What is needed: Each line of the entries below that holds "psztorc" is needed, copied in full.

= Beginning of Section =

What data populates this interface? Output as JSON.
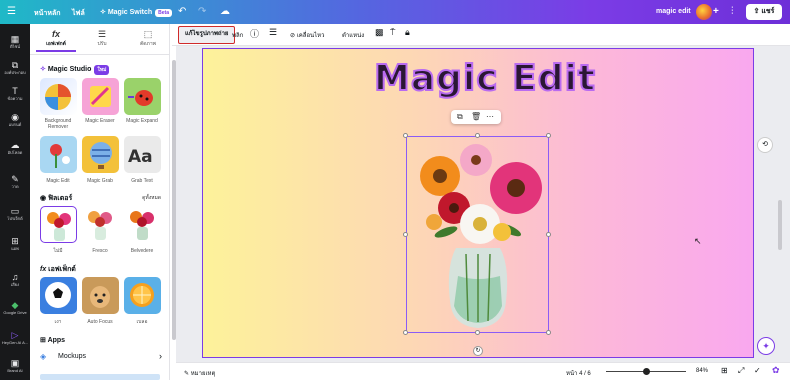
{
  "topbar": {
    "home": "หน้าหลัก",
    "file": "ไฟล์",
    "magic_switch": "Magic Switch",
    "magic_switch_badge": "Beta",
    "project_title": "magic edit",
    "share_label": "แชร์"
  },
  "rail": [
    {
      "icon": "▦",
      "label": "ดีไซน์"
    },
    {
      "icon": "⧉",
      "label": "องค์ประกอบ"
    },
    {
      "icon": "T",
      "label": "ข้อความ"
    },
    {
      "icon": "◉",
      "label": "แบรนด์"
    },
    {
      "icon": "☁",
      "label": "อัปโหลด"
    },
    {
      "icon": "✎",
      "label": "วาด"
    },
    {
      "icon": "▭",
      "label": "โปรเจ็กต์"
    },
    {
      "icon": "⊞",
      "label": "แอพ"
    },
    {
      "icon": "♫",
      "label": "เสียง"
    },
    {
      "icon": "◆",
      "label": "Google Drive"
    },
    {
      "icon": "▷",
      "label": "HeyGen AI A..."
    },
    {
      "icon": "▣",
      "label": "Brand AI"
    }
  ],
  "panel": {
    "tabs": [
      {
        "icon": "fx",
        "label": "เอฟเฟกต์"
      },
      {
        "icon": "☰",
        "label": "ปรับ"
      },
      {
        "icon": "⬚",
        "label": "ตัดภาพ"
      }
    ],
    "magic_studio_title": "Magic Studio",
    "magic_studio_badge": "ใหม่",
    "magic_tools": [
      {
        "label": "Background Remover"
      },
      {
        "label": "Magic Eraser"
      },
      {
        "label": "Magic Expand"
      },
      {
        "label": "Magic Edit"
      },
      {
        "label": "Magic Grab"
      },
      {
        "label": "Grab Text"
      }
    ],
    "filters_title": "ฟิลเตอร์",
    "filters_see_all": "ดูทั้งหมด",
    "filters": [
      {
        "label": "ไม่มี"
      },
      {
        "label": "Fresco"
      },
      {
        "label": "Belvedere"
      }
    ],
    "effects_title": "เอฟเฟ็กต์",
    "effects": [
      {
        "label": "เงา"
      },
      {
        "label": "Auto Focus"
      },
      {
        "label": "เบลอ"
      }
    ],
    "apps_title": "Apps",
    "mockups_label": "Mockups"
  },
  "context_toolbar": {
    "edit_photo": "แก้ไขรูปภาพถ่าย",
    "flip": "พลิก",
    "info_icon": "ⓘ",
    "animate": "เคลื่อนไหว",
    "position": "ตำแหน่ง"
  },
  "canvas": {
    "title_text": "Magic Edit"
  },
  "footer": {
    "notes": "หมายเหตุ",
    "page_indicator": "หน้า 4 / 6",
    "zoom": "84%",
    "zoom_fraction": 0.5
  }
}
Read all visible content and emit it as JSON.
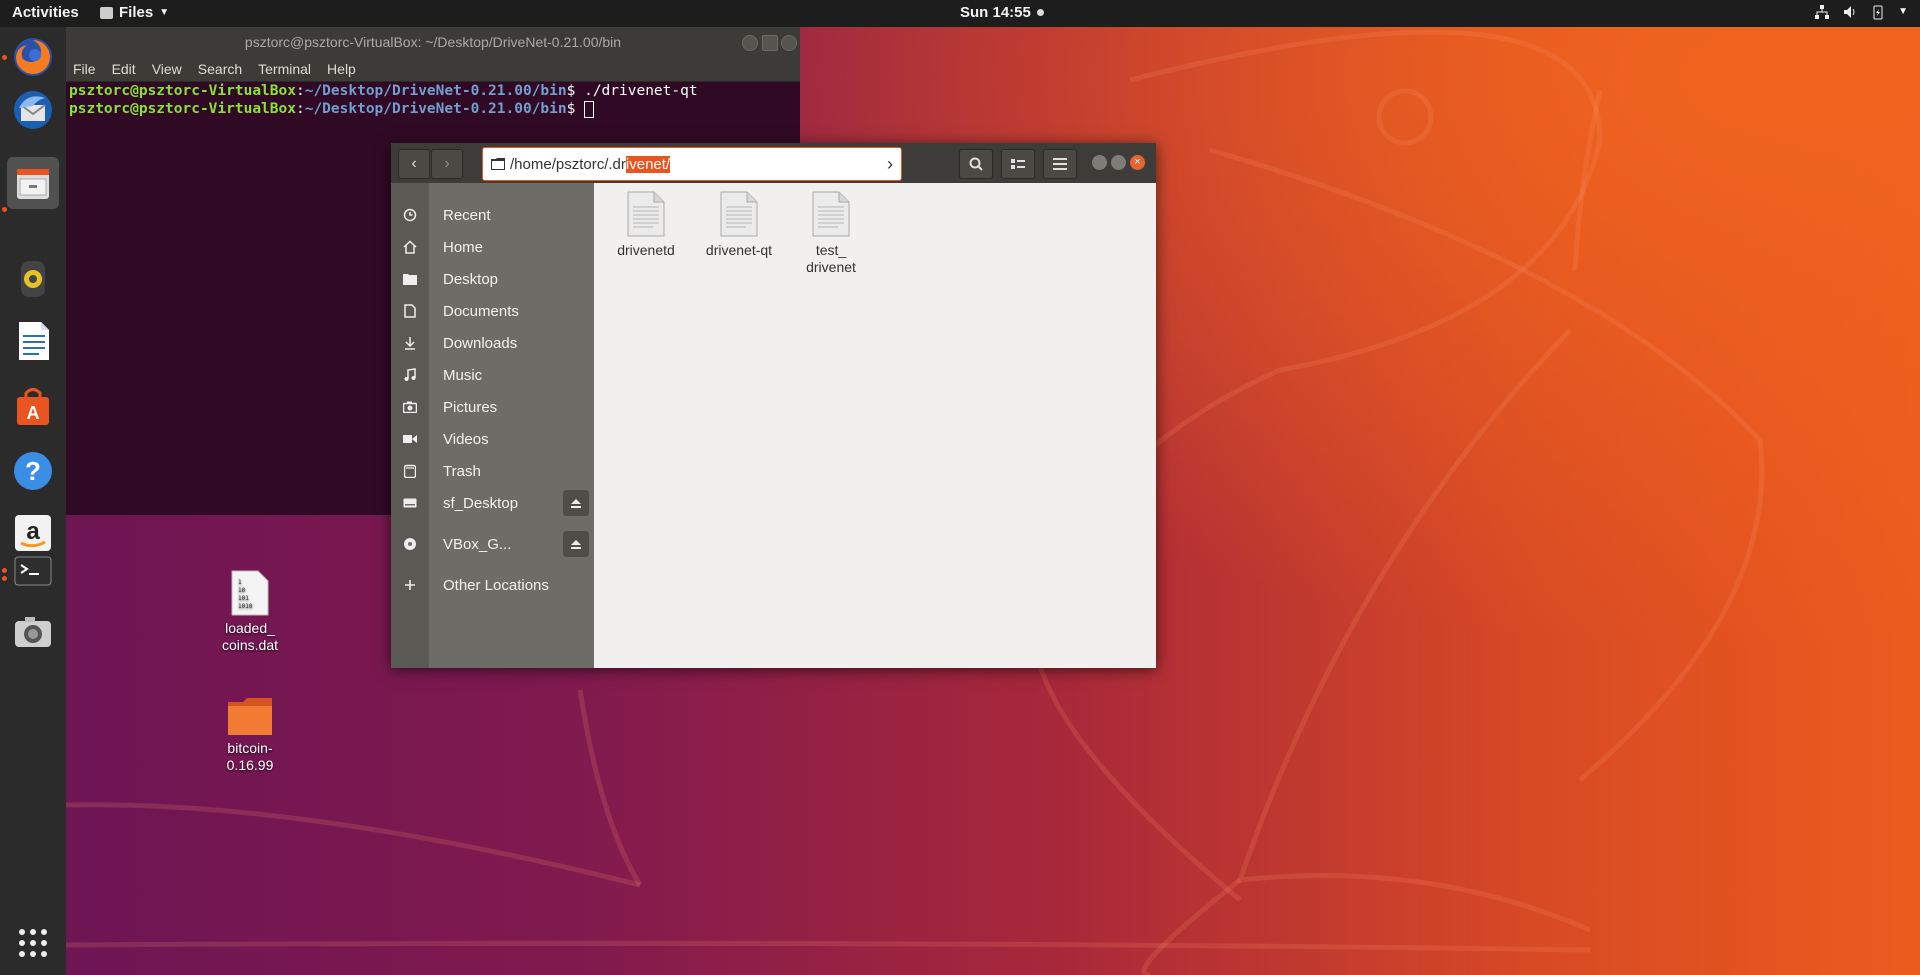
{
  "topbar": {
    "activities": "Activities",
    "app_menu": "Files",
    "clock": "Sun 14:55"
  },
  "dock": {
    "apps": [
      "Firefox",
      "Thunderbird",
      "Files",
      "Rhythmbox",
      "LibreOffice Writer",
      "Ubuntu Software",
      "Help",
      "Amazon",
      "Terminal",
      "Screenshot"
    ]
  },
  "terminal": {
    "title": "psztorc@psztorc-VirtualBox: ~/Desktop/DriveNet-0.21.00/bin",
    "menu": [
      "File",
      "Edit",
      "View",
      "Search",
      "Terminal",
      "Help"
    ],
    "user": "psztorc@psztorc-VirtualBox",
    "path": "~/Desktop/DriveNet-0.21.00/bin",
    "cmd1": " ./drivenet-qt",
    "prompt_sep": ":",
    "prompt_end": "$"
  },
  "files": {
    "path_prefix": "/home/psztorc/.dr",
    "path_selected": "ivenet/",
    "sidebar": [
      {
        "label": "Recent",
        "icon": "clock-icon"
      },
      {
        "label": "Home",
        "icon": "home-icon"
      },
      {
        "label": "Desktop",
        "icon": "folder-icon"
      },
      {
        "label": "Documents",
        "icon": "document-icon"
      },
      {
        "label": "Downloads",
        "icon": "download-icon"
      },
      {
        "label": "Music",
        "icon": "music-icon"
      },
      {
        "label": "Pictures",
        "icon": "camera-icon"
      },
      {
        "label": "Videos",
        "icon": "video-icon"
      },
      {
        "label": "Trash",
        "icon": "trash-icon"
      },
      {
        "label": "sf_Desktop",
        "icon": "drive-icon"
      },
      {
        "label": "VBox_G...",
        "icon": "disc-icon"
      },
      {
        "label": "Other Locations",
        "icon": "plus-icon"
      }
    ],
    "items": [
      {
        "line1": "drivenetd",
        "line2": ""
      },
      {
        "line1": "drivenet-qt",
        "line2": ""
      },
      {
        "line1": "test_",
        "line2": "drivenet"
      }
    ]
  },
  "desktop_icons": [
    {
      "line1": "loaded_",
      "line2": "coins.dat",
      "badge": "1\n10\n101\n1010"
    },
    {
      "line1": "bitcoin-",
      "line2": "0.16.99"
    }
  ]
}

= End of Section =
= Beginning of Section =

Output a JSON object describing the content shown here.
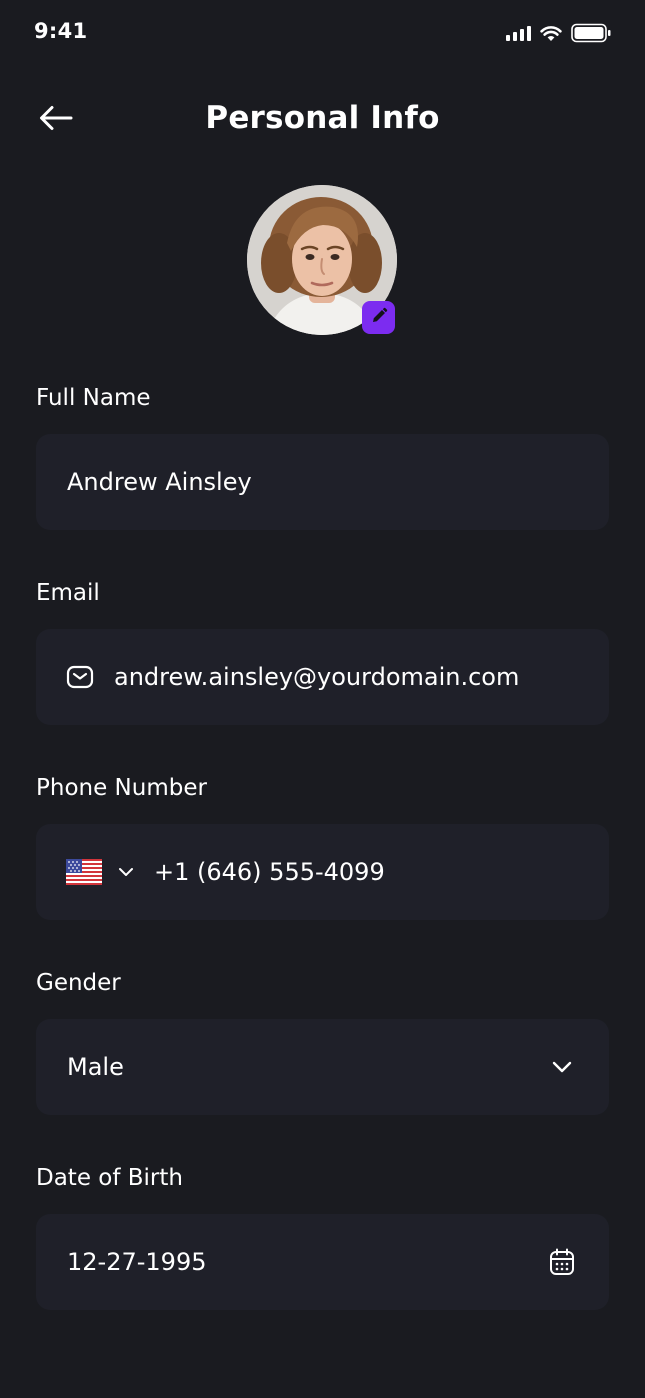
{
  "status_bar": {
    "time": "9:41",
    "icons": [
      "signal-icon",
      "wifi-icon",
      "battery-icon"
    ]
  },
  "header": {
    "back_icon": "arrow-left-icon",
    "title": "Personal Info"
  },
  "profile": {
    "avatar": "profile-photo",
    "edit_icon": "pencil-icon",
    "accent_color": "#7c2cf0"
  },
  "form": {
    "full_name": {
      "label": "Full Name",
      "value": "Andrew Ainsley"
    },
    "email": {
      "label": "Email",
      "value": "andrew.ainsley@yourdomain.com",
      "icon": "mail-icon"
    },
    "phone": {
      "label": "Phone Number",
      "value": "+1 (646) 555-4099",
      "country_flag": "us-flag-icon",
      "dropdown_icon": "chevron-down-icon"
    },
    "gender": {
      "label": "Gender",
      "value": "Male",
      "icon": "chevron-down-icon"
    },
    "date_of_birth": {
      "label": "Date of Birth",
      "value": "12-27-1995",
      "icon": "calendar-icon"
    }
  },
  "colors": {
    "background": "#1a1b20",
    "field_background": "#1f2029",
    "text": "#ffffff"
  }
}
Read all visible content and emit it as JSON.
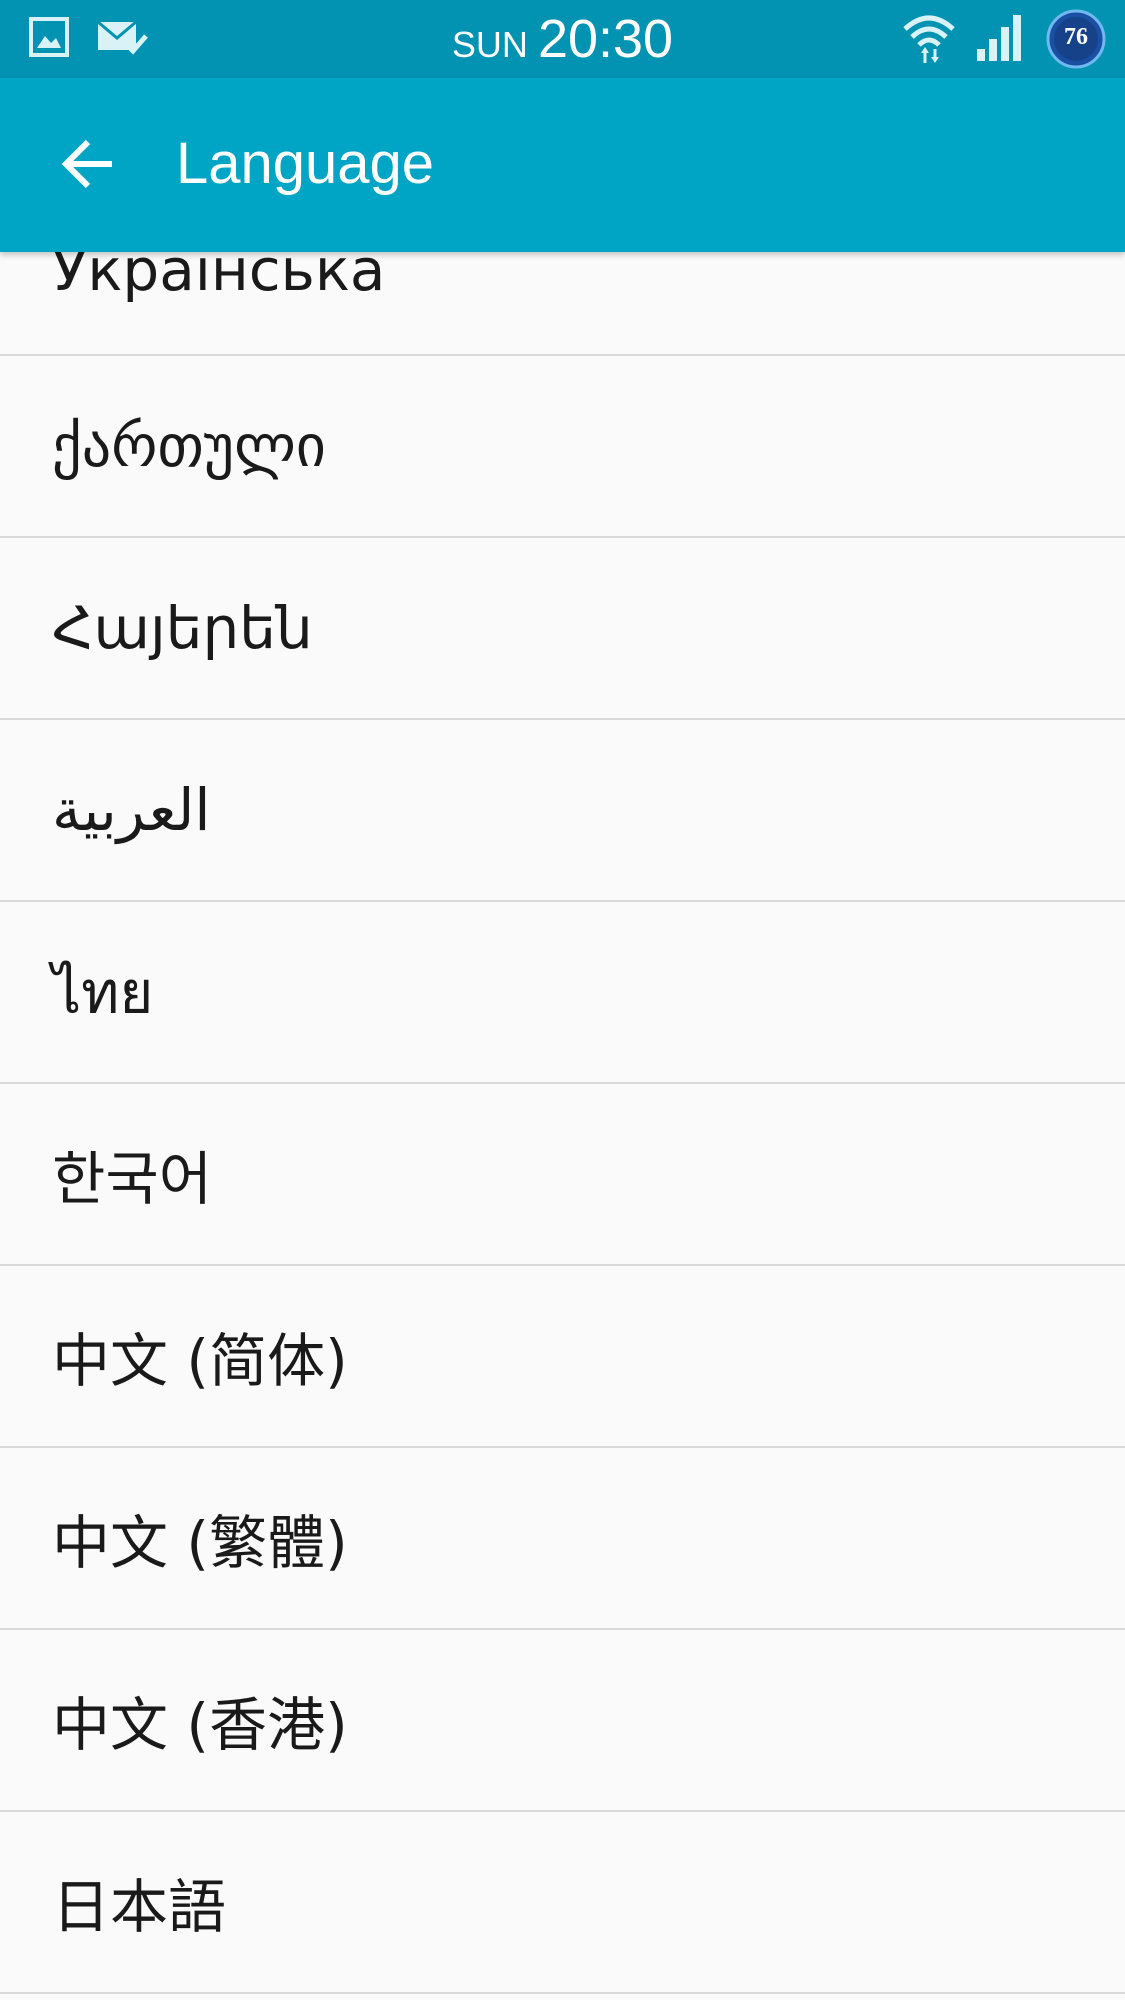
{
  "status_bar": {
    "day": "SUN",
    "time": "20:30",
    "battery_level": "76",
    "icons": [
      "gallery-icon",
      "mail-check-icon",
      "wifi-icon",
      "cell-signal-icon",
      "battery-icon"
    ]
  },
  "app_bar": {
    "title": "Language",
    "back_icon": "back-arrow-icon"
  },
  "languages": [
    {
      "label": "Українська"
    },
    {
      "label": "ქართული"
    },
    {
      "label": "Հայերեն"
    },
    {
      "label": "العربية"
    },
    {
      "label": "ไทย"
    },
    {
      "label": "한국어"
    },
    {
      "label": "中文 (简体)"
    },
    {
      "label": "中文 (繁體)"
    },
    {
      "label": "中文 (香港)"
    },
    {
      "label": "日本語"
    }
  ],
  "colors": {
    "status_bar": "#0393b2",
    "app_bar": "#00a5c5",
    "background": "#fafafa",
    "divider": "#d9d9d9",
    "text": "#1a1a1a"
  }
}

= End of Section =
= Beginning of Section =

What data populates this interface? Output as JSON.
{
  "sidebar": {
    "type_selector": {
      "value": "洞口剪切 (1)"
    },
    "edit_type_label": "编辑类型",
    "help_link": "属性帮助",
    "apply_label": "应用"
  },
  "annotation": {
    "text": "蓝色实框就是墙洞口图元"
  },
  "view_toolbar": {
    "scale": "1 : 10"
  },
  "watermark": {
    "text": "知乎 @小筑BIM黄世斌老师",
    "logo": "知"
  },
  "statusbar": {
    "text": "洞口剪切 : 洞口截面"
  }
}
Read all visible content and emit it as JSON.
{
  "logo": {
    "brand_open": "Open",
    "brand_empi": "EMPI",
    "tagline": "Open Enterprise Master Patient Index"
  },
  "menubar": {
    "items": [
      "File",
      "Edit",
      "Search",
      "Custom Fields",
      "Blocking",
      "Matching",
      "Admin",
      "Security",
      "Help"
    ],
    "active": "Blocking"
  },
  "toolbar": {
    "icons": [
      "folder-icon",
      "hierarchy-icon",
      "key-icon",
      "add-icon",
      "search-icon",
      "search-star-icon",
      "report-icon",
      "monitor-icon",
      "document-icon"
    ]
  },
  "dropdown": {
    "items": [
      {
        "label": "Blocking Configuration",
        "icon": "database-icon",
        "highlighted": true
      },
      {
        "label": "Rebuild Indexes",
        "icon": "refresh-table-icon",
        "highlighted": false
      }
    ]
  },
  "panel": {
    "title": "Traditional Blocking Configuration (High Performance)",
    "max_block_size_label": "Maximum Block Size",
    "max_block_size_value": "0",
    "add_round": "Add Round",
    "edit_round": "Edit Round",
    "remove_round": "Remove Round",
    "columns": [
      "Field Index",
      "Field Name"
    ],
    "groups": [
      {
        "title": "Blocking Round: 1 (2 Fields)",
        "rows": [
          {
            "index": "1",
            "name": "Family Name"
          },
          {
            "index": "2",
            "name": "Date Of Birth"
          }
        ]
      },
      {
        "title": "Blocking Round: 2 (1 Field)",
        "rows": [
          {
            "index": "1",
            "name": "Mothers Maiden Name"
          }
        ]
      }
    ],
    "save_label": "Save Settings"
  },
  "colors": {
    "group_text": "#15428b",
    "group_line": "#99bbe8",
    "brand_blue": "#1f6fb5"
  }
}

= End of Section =

Solution to the exercise:
    "title": "psztorc@psztorc-VirtualBox: ~/Desktop/DriveNet-0.21.00/bin",
    "user": "psztorc@psztorc-VirtualBox",
    "path_prefix": "/home/psztorc/.dr",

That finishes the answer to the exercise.